Exercise goal: For each line below that holds "this", return the line as it stands.

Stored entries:
"""
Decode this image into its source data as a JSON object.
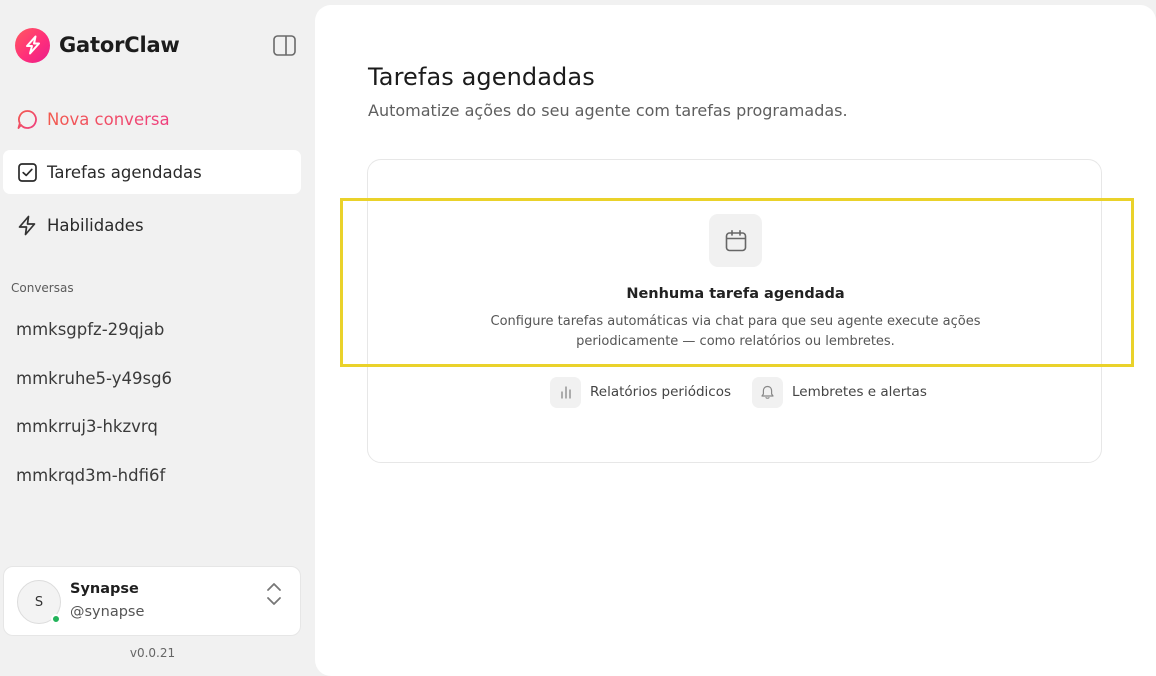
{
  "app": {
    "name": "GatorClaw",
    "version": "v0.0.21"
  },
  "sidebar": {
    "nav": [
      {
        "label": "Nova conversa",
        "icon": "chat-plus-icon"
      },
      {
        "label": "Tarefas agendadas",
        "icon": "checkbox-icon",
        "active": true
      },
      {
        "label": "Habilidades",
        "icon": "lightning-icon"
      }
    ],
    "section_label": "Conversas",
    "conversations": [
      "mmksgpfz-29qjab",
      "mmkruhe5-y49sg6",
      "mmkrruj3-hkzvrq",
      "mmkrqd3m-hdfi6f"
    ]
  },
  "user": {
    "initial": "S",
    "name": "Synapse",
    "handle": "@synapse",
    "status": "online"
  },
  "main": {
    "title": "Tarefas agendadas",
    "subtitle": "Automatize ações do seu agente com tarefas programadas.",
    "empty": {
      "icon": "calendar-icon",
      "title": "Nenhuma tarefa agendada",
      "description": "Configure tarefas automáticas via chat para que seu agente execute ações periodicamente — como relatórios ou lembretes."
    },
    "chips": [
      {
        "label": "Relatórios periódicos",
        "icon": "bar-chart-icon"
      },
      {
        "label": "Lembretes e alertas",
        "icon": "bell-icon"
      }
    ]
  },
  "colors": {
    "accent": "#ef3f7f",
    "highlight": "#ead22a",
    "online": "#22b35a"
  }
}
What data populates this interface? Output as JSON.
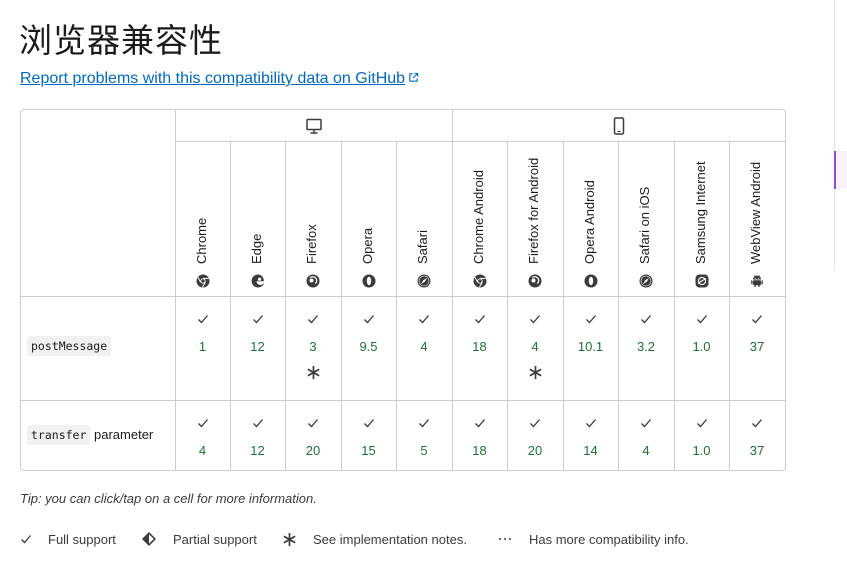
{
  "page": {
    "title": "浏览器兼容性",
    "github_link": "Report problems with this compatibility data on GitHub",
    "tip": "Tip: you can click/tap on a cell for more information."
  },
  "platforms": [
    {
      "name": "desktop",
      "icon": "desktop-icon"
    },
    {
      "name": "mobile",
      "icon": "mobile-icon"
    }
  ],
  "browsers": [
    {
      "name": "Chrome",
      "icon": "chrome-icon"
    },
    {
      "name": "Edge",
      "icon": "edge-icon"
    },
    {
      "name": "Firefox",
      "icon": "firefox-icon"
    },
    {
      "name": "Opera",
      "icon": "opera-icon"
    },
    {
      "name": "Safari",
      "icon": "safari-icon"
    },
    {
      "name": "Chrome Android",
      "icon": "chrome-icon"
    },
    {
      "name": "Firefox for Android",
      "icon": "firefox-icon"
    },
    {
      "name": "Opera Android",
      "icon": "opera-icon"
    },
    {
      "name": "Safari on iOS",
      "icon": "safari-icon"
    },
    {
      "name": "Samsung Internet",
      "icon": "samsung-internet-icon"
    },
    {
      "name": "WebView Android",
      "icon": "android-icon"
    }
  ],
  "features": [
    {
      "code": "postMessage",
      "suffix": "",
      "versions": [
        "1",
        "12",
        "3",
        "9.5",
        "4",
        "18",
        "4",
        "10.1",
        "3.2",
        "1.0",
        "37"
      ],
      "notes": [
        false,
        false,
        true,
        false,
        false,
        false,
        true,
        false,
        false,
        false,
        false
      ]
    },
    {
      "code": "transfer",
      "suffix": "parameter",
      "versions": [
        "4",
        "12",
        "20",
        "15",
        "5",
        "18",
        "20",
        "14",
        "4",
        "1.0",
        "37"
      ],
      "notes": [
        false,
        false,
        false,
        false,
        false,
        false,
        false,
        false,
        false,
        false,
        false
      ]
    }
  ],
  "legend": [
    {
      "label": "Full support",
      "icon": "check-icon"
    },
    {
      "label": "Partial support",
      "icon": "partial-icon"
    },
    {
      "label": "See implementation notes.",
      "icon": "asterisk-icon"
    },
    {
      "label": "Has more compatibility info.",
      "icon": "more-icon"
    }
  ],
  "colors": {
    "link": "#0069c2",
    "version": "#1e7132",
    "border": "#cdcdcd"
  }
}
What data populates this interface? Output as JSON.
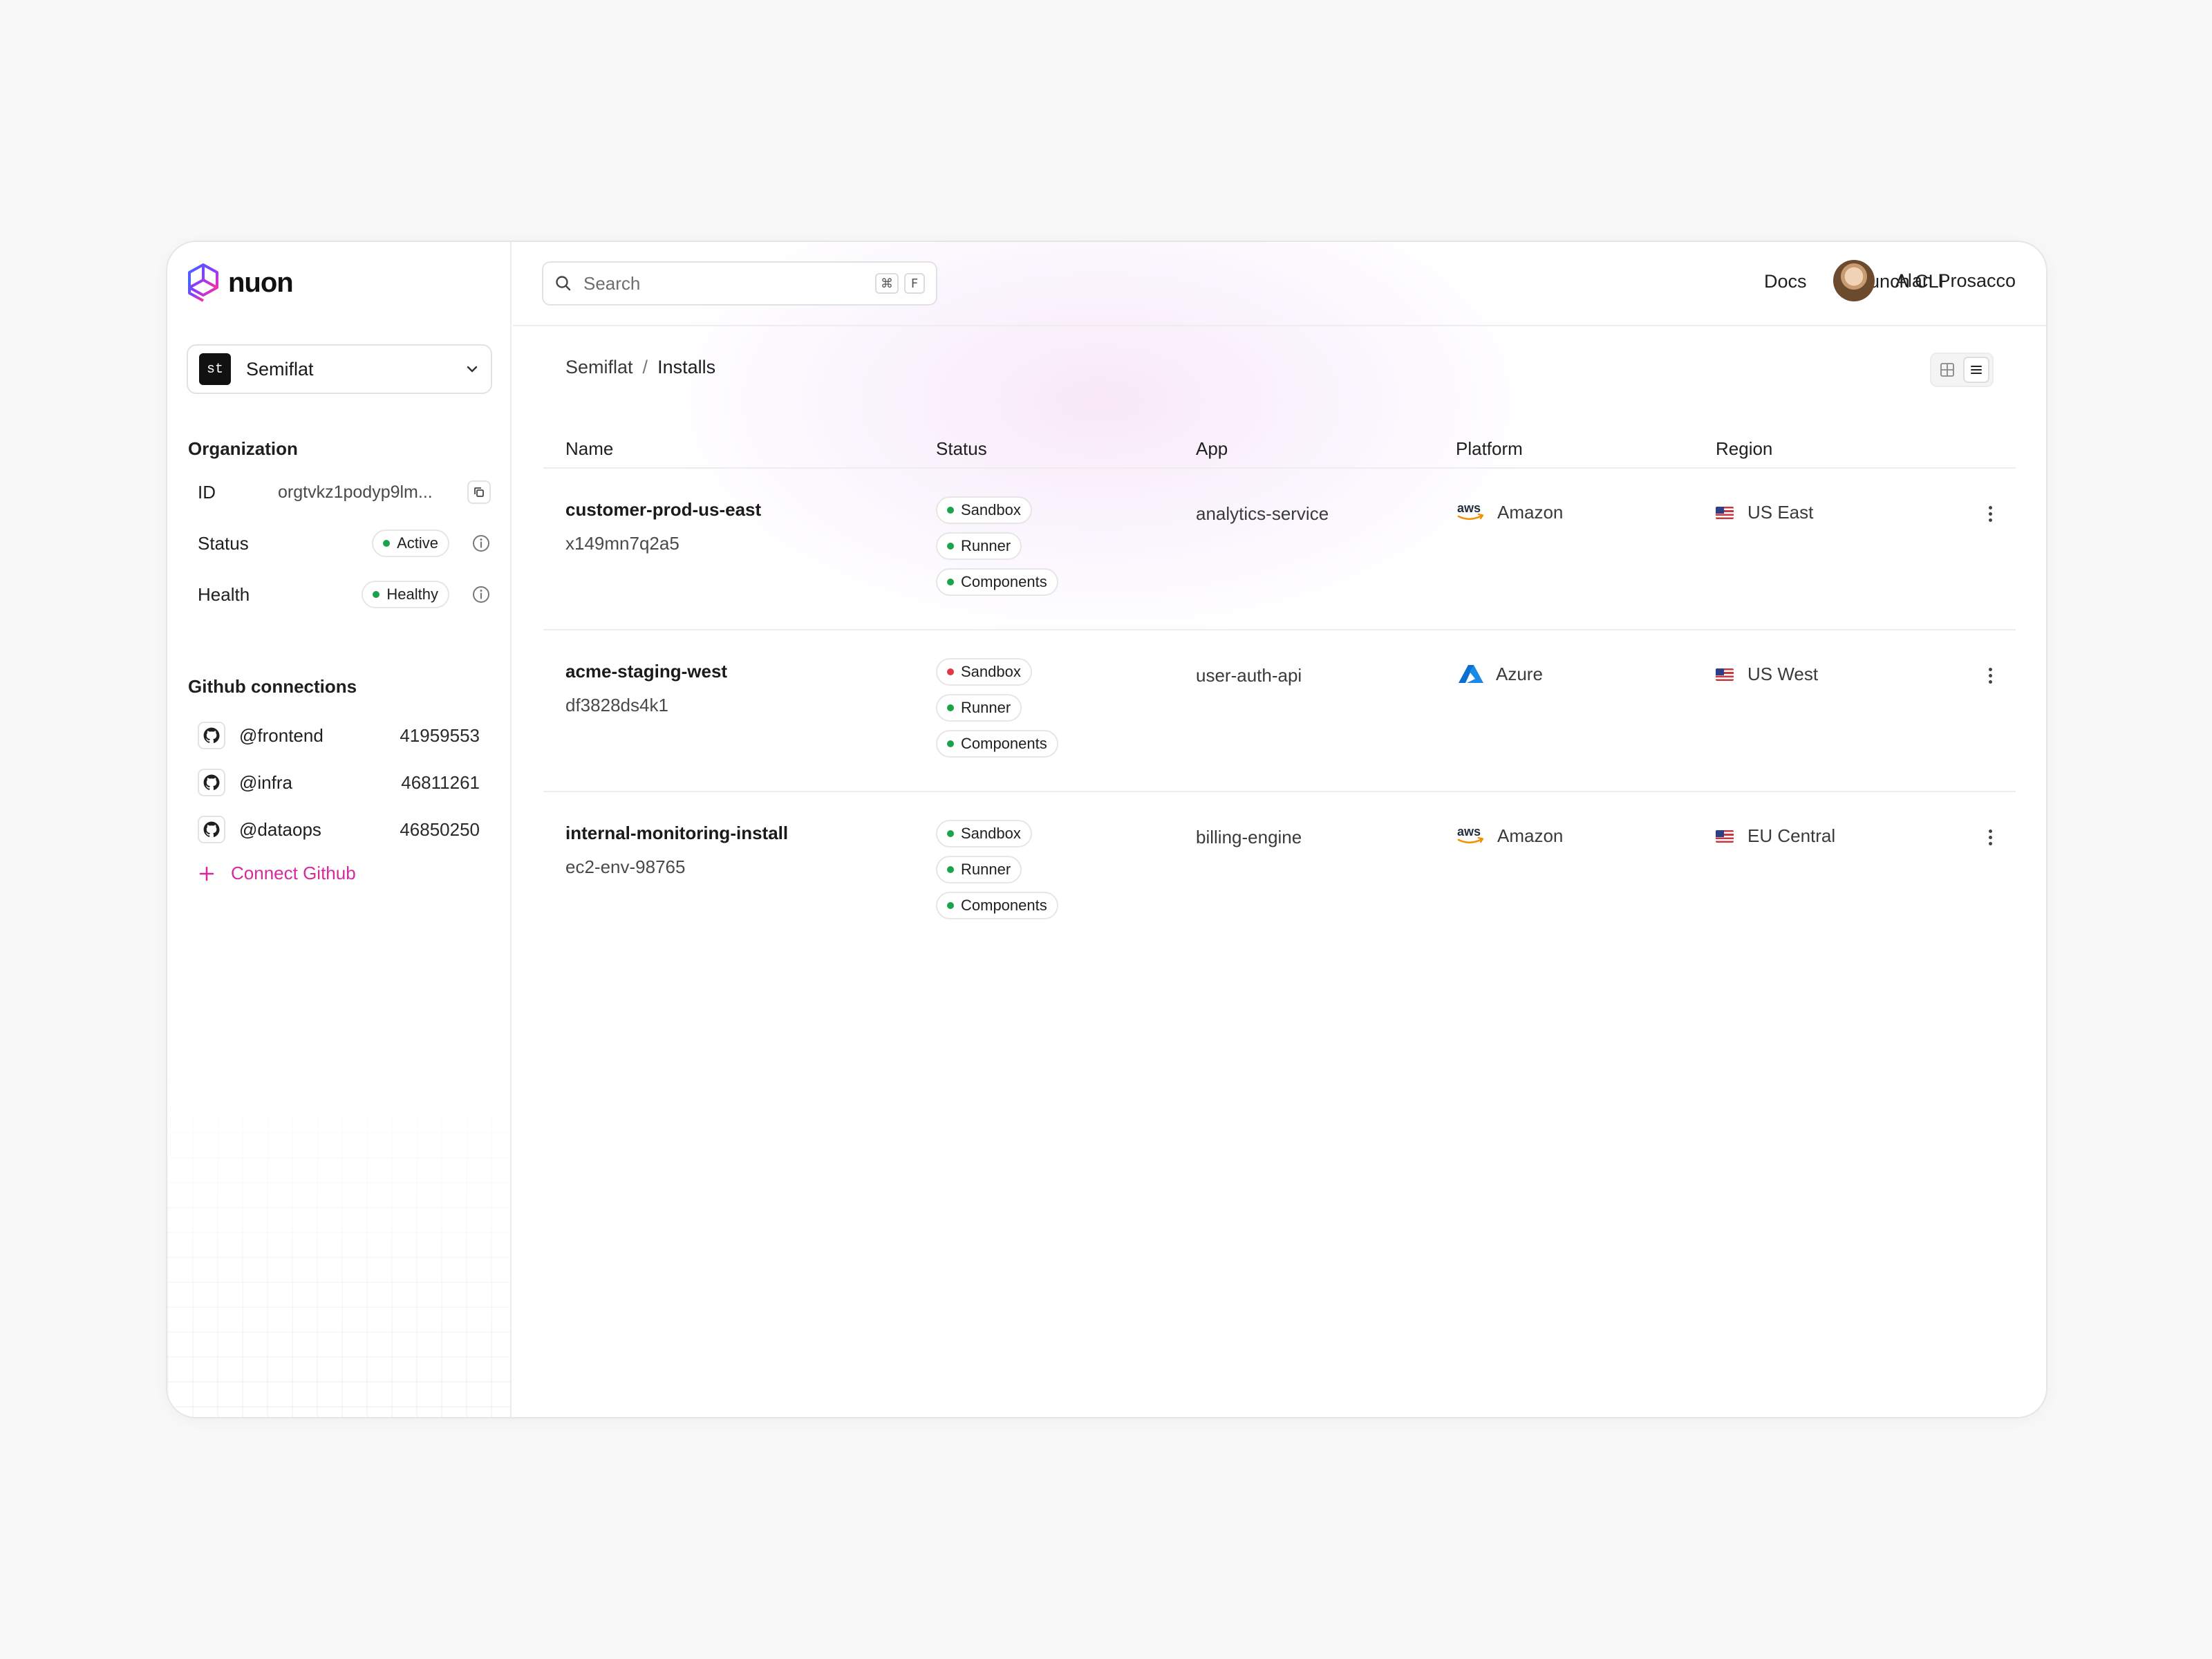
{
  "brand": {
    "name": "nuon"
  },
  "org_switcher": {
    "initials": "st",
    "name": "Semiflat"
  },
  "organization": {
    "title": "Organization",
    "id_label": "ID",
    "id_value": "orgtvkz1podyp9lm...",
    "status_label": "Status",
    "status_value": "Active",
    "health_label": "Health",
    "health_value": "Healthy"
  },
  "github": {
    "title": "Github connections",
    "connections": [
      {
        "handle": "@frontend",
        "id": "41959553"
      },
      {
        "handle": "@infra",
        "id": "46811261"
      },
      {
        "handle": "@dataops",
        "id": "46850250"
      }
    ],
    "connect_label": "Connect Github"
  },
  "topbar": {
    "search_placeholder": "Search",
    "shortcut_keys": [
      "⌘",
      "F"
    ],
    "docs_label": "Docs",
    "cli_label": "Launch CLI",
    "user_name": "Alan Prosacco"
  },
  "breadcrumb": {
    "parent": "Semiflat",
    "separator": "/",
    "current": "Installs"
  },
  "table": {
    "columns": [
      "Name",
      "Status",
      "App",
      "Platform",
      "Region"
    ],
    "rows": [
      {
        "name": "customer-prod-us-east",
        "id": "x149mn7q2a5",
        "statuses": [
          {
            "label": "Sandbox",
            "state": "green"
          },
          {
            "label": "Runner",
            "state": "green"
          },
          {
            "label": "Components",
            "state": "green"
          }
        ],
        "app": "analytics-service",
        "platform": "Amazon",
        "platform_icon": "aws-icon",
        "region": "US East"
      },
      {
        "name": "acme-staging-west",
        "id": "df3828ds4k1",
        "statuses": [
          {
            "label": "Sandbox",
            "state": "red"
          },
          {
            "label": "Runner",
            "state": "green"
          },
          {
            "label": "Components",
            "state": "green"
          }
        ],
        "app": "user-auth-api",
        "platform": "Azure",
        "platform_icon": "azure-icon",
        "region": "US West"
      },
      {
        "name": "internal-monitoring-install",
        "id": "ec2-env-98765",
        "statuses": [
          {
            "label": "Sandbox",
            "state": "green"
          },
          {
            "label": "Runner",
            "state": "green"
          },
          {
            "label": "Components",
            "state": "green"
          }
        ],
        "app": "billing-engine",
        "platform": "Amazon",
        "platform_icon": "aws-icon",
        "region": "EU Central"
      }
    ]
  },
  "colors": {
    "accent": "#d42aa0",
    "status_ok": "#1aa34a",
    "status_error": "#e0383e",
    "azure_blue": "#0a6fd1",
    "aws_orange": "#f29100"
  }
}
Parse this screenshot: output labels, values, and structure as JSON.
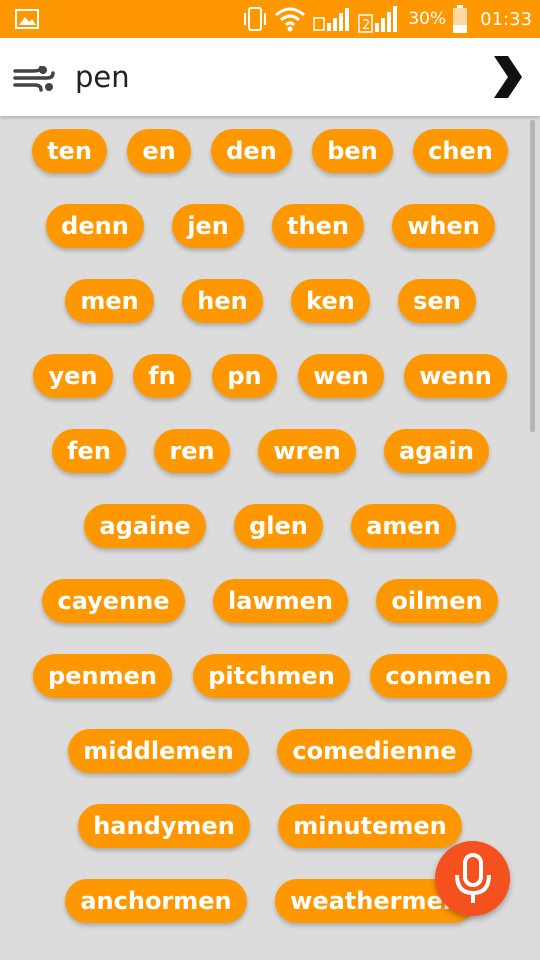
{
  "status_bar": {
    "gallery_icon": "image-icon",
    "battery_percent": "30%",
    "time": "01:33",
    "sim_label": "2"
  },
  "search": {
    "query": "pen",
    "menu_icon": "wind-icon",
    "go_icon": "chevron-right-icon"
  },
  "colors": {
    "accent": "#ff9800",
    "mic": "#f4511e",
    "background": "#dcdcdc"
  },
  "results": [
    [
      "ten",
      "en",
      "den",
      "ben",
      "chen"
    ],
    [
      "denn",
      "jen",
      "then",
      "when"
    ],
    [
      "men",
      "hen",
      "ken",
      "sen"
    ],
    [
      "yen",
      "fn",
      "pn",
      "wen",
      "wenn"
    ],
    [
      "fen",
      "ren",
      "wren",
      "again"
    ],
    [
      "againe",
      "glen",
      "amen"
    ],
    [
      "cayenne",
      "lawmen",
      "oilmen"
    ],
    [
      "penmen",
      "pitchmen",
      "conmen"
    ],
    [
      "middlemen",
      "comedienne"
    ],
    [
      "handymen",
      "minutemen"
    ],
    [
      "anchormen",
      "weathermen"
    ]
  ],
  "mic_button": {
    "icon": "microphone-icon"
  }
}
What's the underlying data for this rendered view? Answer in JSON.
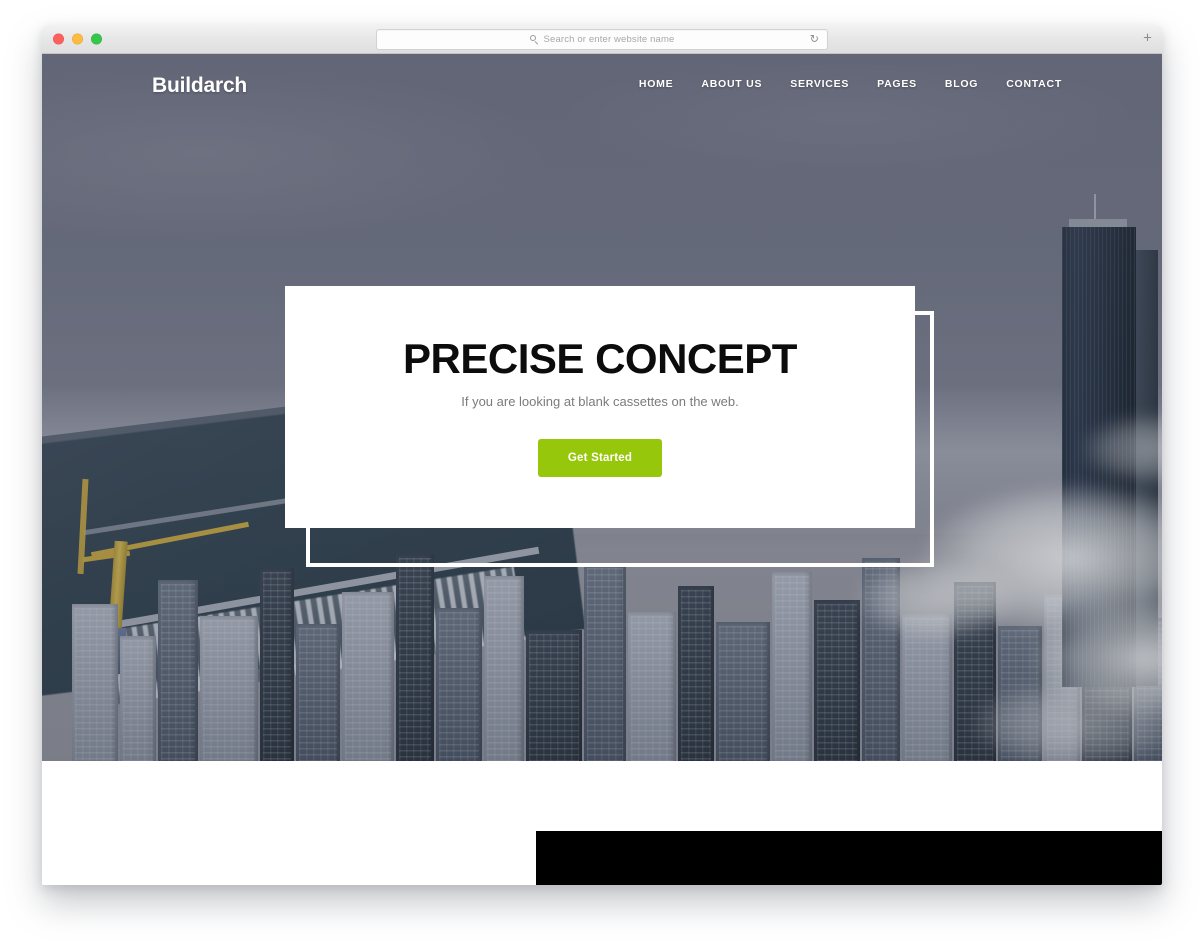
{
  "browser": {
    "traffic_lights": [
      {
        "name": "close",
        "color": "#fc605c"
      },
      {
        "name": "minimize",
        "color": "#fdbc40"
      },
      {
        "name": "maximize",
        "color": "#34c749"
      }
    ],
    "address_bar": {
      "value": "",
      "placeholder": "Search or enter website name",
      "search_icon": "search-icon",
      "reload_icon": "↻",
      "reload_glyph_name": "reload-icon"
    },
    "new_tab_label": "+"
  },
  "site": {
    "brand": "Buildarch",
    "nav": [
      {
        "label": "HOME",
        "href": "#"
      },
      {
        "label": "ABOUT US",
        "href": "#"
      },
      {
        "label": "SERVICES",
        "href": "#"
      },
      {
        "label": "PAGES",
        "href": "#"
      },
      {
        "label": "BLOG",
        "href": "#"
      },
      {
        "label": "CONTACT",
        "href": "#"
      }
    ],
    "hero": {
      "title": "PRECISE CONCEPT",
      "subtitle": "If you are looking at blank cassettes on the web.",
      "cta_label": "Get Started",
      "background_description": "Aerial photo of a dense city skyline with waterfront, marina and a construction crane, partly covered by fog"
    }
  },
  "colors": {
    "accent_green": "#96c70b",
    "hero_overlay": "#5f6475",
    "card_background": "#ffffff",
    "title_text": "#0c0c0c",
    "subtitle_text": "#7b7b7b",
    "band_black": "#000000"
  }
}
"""
Response below:
Decode this image into its source data as a JSON object.
What data populates this interface? Output as JSON.
    "github_link": "Report problems with this compatibility data on GitHub",
What data populates this interface? Output as JSON.
Parse this screenshot: output labels, values, and structure as JSON.
What's the underlying data for this rendered view? Answer in JSON.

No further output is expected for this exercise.